iPhone4 taking a picture in HDR mode (I think?) of the landscape in this photo on a day that happened to have striking clouds and light.
Photoshop CS5 transplanting street and construction objects in original photo with turf/leaves/trees/mountain backdrops via "content-aware fill" (which is amazing – have a look here.)
Corel Painter's "Auto-paint" feature running batches of various brushing paramaters I fed it, to make an overlay to my own hand-painted work: digital watercolor cloning (of the photo), and oil cloning of a broad, messier under-painting (from the photo).
Photoshop again, to mix layers: layer 1 is oil under-painting, layer 2 is watercolor layer in color dodge layer blend mode, layer 3 is auto-paint batches at 60 percent transparency.
All kinds of other layering and masking freakiness. Multiple layers of smart objects of multiple layers with clipping masks in Photoshop; and additionally including digital colored pencil.
So this is mixed digital media in three fundamental layers, which are themselves composed of layers. Fundamentally it is a lower layer of oil, a middle layer of watercolor, and another top layer of oil.

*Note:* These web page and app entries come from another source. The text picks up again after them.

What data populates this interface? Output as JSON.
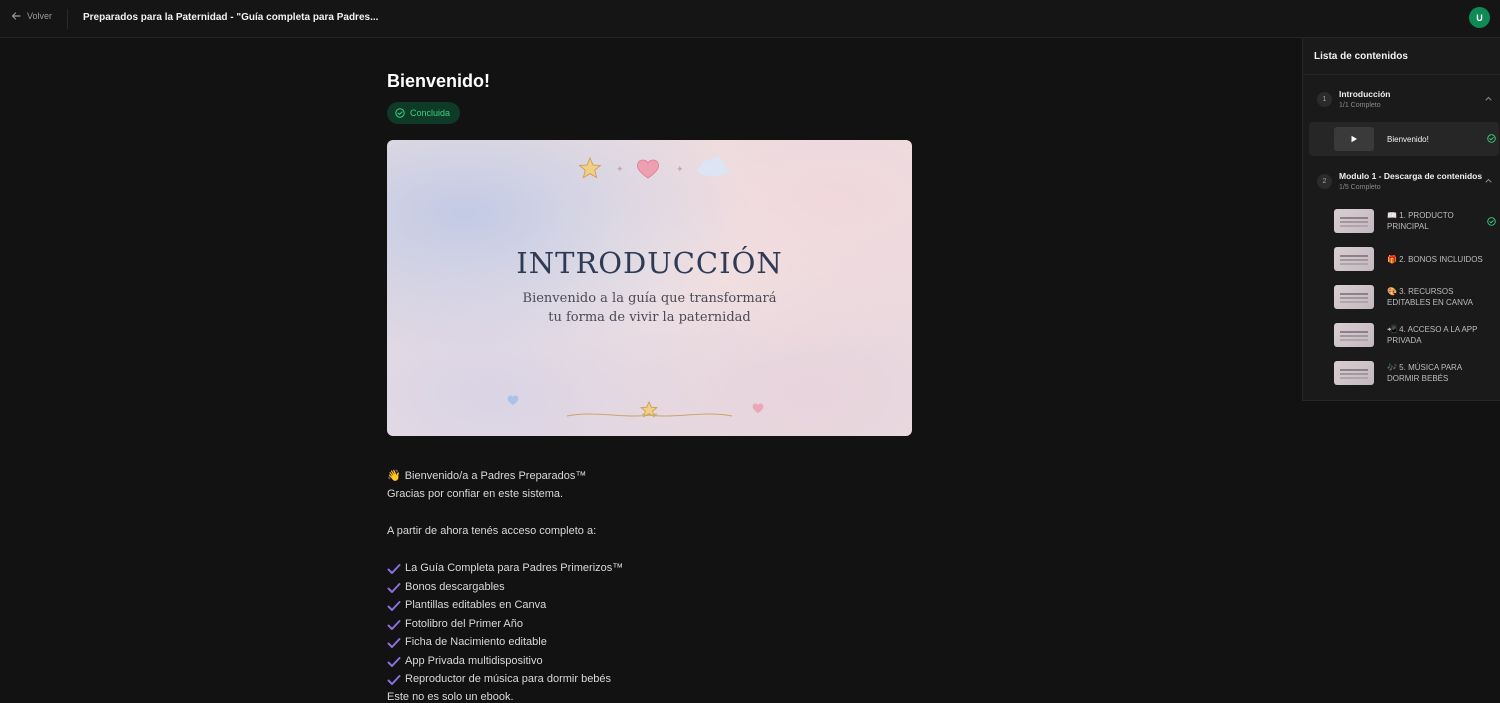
{
  "header": {
    "back_label": "Volver",
    "course_title": "Preparados para la Paternidad - \"Guía completa para Padres...",
    "avatar_initial": "U"
  },
  "lesson": {
    "title": "Bienvenido!",
    "status": "Concluida",
    "cover": {
      "title": "INTRODUCCIÓN",
      "subtitle_line1": "Bienvenido a la guía que transformará",
      "subtitle_line2": "tu forma de vivir la paternidad"
    },
    "intro_line1": "Bienvenido/a a Padres Preparados™",
    "intro_line1_icon": "👋",
    "intro_line2": "Gracias por confiar en este sistema.",
    "access_line": "A partir de ahora tenés acceso completo a:",
    "checklist": [
      "La Guía Completa para Padres Primerizos™",
      "Bonos descargables",
      "Plantillas editables en Canva",
      "Fotolibro del Primer Año",
      "Ficha de Nacimiento editable",
      "App Privada multidispositivo",
      "Reproductor de música para dormir bebés"
    ],
    "closing_line": "Este no es solo un ebook."
  },
  "sidebar": {
    "title": "Lista de contenidos",
    "modules": [
      {
        "number": "1",
        "name": "Introducción",
        "progress": "1/1 Completo",
        "lessons": [
          {
            "label": "Bienvenido!",
            "active": true,
            "completed": true
          }
        ]
      },
      {
        "number": "2",
        "name": "Modulo 1 - Descarga de contenidos",
        "progress": "1/5 Completo",
        "lessons": [
          {
            "label": "📖 1. PRODUCTO PRINCIPAL",
            "completed": true
          },
          {
            "label": "🎁 2. BONOS INCLUIDOS",
            "completed": false
          },
          {
            "label": "🎨 3. RECURSOS EDITABLES EN CANVA",
            "completed": false
          },
          {
            "label": "📲 4. ACCESO A LA APP PRIVADA",
            "completed": false
          },
          {
            "label": "🎶 5. MÚSICA PARA DORMIR BEBÉS",
            "completed": false
          }
        ]
      }
    ]
  },
  "colors": {
    "background": "#121212",
    "accent_green": "#3bd17f",
    "check_purple": "#8b6fe0",
    "avatar": "#0f8a55"
  }
}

But it's like all the light in the watercolor dodged everything in the oil beneath it (which you cannot do in real life), while the oil layer on top of that is mixed as viscous material but very translucent–maybe you could do that in real life with a thinning agent?